$A$ is analytic: The set $T=\lbrace(x,y,z)\colon(x,x,y,z)\in S\rbrace$ is a closed subset of $\mathcal{N}^3$ and $(x,y)\in A$ iff whenever there is unique $(u,v)\in\mathcal{N}^2$ with $(x,u,v)\in T$ we have $y\not=u$. We can write $A=B\cup(\mathcal{N}^2\setminus C)$ where $$ \begin{align} &B = \left\lbrace(x,y)\in\mathcal{N}^2\colon(x,y^\prime,z)\in T, {\rm some\ }y^\prime\not=y\right\rbrace\\ &C=\left\lbrace(x,y)\in\mathcal{N}^2\colon\exists ! z\in\mathcal{N}{\rm\ with\ }(x,y,z)\in T\right\rbrace. \end{align} $$ As $B$ is the projection onto $\mathcal{N}^2$ of the (Borel) set of $(x,y,y^\prime,z)\in\mathcal{N}^2\times\mathcal{N}^2$ with $(x,y^\prime,z)\in T$ and $y\not=y^\prime$, it is analytic. Finally, $\mathcal{N}^2\setminus C$ is analytic by the following (surprising) result from Kechris (originally by Lusin).

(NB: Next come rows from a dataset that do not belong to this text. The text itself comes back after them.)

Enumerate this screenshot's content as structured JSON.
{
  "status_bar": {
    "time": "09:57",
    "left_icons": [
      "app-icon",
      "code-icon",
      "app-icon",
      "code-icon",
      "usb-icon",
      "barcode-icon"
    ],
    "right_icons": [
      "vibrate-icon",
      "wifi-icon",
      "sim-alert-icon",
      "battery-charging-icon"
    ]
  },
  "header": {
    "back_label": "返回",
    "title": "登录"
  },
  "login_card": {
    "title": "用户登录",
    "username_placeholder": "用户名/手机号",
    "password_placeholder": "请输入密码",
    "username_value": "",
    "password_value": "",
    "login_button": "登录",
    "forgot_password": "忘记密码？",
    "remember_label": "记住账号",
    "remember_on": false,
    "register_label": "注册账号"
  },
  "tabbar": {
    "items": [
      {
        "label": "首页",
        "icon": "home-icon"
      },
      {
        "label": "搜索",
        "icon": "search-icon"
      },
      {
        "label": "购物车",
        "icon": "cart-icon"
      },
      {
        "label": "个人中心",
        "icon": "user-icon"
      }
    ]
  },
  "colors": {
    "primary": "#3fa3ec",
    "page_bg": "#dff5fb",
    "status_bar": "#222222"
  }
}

Theorem (Kechris, Thm 18.11). Let $X,Y$ be standard Borel spaces and $B\subseteq X\times Y$ be Borel. Then, $$ \left\lbrace x\in X\colon\exists ! y\in Y{\rm\ s.t.\ }(x,y)\in B\right\rbrace $$ is coanalytic.

share|improve this answer
    
Dear George, thanks a lot for the answer - now I need to read it carefully. –  Ilya Aug 28 '13 at 9:15
    
Thanks for providing the details! –  jonathanverner Sep 4 '13 at 9:20

Your Answer

 
discard

By posting your answer, you agree to the privacy policy and terms of service.

Not the answer you're looking for? Browse other questions tagged or ask your own question.